    These lessons represent a start in understanding how collaborative bodies such as networks work on the inside. As suggested here, however much the “era of the network” is present, hierarchies persist to fulfill the legal and policy functions of government. It also demonstrates that not all public networks are alike; they are differentiated by what they do or more precisely, by what powers they have (Agranoff 2006).

    They need to be managed like organizations but in collaborative, nonhierarchical ways. The lessons related here suggest that in some areas of study, there is more than meets the eye, but in many more, there is substantially less. (Agranoff 2006). In addition, Agranoff and McGuire (2001) have pulled together a number of core concepts in collaborative network management into a post- POSDCORB paradigm. Managers do spend more time in collaboration, at some cost, but less than one would think. Today’s wicked policy problems, dispersed knowledge and resources, first and second order effects, and intergovernmental overlays guarantee that managers must engage other governments and nongovernmental organizations (Agranoff and McGuire 2003; O’Toole 1997).

    It is hoped that these 10 lessons will be of use to managers who are engaging in or contemplating network collaborative public management. (Agranoff 2006).


    Agranoff, R. 2006. “Inside Collaborative Networks: Ten Lessons for Public Managers.” Public Administration Review 66: 56–65. doi:10.1111/puar.2006.66.issue-s1.
    Agranoff, R., and M. McGuire. 2001. “After the Network is Formed. Process, Power and Performance.” In Getting Results Through Collaboration Networks and Network Structures for Public Policy and Management, edited by M. Mandell, 11–29. Wesport: Quorum Books.
    Agranoff, R., and M. McGuire. 2003. Collaborative Public Management: New Strategies for Local Governments. Washington, D.C.: Georgetown University Press.
    Klijn, E. H. 1996. “Analyzing and Managing Policy Processes in Complex Networks: A Theoretical Examination of the Concept Policy Network and Its Problems.” Administration & Society 28: 90–119. doi:10.1177/009539979602800104.
    Koppenjan, J. F. M., and E. H. Kljin. 2004. Managing Uncertainties in Networks: A Network Approach to Problem Solving and Decision Making. London: Routledge.
    Mandell, M. P., ed. 2001. Getting Results through Collaboration Networks and Network Structures for Public Policy and Management. New York: Quorum Books.

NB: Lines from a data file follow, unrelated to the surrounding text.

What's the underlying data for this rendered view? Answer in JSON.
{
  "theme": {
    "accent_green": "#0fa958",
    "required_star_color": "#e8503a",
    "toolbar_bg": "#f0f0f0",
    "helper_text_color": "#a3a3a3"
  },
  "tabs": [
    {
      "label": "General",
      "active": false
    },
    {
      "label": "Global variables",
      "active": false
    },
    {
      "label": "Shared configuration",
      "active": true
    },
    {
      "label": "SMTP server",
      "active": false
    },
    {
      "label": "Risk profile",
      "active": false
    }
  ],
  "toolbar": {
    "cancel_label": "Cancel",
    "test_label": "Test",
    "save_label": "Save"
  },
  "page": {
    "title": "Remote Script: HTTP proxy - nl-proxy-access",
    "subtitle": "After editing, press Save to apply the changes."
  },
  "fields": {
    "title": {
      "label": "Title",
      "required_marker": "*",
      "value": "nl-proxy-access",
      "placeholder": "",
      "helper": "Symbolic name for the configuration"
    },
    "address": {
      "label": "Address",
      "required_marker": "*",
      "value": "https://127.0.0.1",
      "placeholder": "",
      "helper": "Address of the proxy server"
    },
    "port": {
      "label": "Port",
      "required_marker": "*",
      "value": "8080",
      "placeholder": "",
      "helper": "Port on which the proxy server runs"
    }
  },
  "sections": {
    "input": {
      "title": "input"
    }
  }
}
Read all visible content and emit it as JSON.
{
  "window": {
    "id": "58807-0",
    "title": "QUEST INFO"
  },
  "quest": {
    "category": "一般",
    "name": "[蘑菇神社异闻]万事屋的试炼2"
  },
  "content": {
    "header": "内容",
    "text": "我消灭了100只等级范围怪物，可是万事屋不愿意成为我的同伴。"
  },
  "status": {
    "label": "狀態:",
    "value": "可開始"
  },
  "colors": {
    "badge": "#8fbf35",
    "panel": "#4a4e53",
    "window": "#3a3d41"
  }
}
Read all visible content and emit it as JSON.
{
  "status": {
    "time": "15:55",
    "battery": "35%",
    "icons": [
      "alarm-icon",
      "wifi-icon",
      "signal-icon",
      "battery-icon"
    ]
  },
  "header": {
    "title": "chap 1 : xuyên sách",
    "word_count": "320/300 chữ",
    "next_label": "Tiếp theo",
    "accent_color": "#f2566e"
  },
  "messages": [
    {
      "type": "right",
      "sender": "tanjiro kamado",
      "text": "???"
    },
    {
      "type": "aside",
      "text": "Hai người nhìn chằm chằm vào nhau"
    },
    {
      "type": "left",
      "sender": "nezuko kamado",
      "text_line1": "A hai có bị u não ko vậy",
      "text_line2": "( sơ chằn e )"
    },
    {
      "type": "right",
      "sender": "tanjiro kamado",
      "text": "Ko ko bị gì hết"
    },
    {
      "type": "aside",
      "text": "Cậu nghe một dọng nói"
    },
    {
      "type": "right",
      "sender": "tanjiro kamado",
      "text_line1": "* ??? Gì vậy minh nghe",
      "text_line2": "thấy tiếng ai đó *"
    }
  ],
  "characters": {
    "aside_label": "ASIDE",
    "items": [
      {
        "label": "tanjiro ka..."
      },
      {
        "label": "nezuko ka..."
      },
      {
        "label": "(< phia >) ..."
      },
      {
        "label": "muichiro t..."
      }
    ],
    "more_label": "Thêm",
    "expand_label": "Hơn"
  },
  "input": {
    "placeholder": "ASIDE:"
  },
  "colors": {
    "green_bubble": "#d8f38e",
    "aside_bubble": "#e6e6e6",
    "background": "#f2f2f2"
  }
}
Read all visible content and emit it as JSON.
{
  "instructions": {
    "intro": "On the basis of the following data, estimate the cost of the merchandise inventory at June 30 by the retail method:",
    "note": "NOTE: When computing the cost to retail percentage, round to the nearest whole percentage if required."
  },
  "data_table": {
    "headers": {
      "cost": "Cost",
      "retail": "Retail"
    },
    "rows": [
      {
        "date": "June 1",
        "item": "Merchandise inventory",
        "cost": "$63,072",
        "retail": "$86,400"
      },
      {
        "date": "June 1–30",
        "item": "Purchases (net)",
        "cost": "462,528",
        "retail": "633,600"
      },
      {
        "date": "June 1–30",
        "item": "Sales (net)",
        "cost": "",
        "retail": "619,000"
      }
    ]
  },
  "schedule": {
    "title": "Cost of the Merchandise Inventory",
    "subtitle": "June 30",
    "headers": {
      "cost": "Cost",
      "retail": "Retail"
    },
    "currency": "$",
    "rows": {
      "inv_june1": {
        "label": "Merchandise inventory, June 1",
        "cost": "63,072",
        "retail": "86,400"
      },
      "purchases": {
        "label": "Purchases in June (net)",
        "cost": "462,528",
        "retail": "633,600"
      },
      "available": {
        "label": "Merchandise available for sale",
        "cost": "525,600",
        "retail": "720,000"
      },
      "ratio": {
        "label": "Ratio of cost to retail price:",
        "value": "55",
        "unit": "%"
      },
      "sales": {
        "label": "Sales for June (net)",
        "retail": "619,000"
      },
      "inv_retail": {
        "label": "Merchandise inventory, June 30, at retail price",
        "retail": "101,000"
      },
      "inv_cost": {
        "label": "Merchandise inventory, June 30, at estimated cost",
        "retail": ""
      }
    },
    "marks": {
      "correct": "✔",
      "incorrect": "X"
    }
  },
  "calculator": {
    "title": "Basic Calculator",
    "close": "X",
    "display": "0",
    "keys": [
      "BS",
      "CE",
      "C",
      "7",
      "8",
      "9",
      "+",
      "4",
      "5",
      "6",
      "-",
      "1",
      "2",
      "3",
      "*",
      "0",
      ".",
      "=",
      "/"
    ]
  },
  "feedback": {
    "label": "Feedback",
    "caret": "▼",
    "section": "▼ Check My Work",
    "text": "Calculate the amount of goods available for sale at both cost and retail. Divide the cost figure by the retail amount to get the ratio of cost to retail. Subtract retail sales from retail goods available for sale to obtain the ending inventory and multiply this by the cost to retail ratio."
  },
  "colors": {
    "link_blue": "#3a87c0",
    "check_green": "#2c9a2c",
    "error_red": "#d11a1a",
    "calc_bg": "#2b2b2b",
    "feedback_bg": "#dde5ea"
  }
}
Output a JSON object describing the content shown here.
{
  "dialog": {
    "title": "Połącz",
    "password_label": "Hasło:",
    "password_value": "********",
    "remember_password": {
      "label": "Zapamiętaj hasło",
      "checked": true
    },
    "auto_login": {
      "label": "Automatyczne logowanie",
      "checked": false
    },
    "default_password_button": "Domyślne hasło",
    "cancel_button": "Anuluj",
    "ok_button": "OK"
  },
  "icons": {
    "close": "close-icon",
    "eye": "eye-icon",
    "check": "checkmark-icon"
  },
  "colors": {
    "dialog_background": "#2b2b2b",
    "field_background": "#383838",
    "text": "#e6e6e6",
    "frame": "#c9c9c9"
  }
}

    This essay was written by a fellow student. You may use it as a guide or sample for writing your own paper, but remember to cite it correctly. Don’t submit it as your own as it will be considered plagiarism.

    Need a custom essay sample written specially to meet your requirements?

    Choose skilled expert on your subject and get original paper with free plagiarism report

    Order custom paper Without paying upfront

    Exploration Of Insights Into Organizational Networking And How Managers Demonstrate Working In Interorganizational Networks. (2022, Apr 27). Retrieved from

    Hi, my name is Amy 👋

    In case you can't find a relevant example, our professional writers are ready to help you write a unique paper. Just talk to our smart assistant Amy and she'll connect you with the best match.

    Get help with your paper
    We use cookies to give you the best experience possible. By continuing we’ll assume you’re on board with our cookie policy